BALTIMORE — Johns Hopkins Medical Center said on Monday that it had successfully performed the world’s first penile and scrotum transplant last month.

The surgery took place on March 26 on a veteran who had been hit by an improvised explosive device while serving in Afghanistan.

A team including nine plastic surgeons and two urological surgeons was involved in the 14-hour operation. “A deceased donor’s entire penis, scrotum (without testicles) and partial abdominal wall were transplanted to the recipient,” the hospital said in a news release. “…The surgery involved transplanting skin, muscles and tendons, nerves, bone and blood vessels.”

“We are hopeful that this transplant will help restore near-normal urinary and sexual functions for this young man,” said Dr. W.P. Andrew Lee, the director of plastic and reconstructive surgery at the Johns Hopkins University School of Medicine.

The Baltimore medical center said the patient has recovered and is expected to be discharged this week.

“It’s a real mind-boggling injury to suffer, it is not an easy one to accept,” said the recipient, who wishes to remain anonymous. “When I first woke up, I felt finally more normal… [with] a level of confidence as well.
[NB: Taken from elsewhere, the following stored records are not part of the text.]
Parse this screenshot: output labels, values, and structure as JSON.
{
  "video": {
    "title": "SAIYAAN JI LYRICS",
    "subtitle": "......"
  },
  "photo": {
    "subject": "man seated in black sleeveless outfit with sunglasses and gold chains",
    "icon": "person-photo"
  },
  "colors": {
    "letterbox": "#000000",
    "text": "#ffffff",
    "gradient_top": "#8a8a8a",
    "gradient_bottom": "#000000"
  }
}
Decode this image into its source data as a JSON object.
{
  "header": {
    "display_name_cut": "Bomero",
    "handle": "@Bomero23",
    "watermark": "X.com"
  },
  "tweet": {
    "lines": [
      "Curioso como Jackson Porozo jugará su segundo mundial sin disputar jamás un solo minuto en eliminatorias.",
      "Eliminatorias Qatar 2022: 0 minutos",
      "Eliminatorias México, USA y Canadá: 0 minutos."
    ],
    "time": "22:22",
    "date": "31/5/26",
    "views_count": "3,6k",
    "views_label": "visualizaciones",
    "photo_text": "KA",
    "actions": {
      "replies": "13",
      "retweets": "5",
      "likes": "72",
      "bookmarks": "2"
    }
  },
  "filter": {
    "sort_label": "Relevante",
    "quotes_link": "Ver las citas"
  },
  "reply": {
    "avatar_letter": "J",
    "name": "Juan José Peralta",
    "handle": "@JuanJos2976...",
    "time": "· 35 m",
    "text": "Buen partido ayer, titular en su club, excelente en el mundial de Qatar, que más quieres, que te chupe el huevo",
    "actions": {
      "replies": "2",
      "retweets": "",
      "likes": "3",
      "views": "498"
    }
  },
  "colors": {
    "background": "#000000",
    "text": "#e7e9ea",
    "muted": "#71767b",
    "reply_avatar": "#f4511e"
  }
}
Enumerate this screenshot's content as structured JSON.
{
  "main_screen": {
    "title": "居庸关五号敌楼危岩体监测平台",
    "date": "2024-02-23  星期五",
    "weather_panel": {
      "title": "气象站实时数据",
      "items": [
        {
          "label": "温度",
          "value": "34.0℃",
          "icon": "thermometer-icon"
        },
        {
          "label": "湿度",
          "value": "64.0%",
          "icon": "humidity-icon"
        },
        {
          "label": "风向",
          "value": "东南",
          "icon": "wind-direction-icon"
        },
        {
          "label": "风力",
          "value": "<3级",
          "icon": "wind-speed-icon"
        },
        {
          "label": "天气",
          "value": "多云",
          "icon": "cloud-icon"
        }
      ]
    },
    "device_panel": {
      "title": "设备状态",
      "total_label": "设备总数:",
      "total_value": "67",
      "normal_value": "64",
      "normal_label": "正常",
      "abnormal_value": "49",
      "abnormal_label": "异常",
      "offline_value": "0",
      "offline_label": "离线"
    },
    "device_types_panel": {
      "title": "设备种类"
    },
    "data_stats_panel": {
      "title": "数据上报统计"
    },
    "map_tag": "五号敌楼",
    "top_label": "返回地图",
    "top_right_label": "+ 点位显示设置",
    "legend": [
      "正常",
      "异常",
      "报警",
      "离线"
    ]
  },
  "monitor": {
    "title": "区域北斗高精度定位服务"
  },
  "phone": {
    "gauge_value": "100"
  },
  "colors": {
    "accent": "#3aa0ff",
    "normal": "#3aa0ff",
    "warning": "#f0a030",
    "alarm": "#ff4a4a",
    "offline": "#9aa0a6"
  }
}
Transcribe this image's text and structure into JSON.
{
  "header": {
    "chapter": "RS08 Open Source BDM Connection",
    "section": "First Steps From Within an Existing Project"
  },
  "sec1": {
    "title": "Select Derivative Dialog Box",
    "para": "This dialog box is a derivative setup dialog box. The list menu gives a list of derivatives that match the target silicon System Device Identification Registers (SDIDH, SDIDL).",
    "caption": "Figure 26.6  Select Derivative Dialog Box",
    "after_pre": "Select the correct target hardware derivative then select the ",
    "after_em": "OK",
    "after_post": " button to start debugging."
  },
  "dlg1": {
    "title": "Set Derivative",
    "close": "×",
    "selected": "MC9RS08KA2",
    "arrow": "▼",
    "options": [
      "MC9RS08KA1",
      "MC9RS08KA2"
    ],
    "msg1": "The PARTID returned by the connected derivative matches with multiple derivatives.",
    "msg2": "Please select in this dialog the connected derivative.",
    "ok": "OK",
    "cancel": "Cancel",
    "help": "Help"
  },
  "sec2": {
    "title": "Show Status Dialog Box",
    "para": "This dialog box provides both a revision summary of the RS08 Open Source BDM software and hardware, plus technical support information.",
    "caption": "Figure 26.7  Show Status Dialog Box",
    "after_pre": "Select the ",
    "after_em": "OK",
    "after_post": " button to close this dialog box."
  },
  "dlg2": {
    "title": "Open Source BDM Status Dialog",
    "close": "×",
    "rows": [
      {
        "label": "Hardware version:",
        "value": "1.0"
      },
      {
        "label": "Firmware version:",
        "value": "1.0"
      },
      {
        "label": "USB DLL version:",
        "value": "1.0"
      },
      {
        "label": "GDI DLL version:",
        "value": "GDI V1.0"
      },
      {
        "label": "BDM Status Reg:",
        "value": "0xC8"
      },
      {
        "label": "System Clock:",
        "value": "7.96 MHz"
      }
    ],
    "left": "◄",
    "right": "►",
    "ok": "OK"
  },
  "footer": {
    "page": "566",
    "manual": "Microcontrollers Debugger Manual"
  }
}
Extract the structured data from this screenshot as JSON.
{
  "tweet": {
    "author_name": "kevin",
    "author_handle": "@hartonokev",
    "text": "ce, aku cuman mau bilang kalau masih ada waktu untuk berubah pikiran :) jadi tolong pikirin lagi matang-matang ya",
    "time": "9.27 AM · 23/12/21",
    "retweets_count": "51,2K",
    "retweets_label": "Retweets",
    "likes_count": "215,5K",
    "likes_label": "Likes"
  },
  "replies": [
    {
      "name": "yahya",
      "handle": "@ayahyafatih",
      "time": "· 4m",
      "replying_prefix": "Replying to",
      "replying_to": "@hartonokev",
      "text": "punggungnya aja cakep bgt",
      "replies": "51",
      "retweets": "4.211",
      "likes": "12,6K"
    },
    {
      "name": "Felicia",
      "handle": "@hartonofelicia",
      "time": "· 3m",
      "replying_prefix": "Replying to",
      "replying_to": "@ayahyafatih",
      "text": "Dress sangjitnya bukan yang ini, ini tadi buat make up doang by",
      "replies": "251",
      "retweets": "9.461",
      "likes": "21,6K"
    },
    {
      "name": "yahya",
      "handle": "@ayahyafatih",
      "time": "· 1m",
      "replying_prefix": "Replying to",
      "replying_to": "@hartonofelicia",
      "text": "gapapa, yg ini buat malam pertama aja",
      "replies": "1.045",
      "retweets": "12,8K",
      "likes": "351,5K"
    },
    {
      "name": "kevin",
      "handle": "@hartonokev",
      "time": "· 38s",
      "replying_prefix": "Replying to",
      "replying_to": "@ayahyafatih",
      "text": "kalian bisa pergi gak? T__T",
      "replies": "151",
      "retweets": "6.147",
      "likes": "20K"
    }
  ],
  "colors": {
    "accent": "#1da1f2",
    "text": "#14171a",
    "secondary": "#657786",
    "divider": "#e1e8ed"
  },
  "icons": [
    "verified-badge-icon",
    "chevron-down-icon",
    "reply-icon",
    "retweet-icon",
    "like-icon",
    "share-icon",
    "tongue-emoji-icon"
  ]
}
Confidence… like, finally I’m okay now.”

This article is republished with permission from Talk Media News.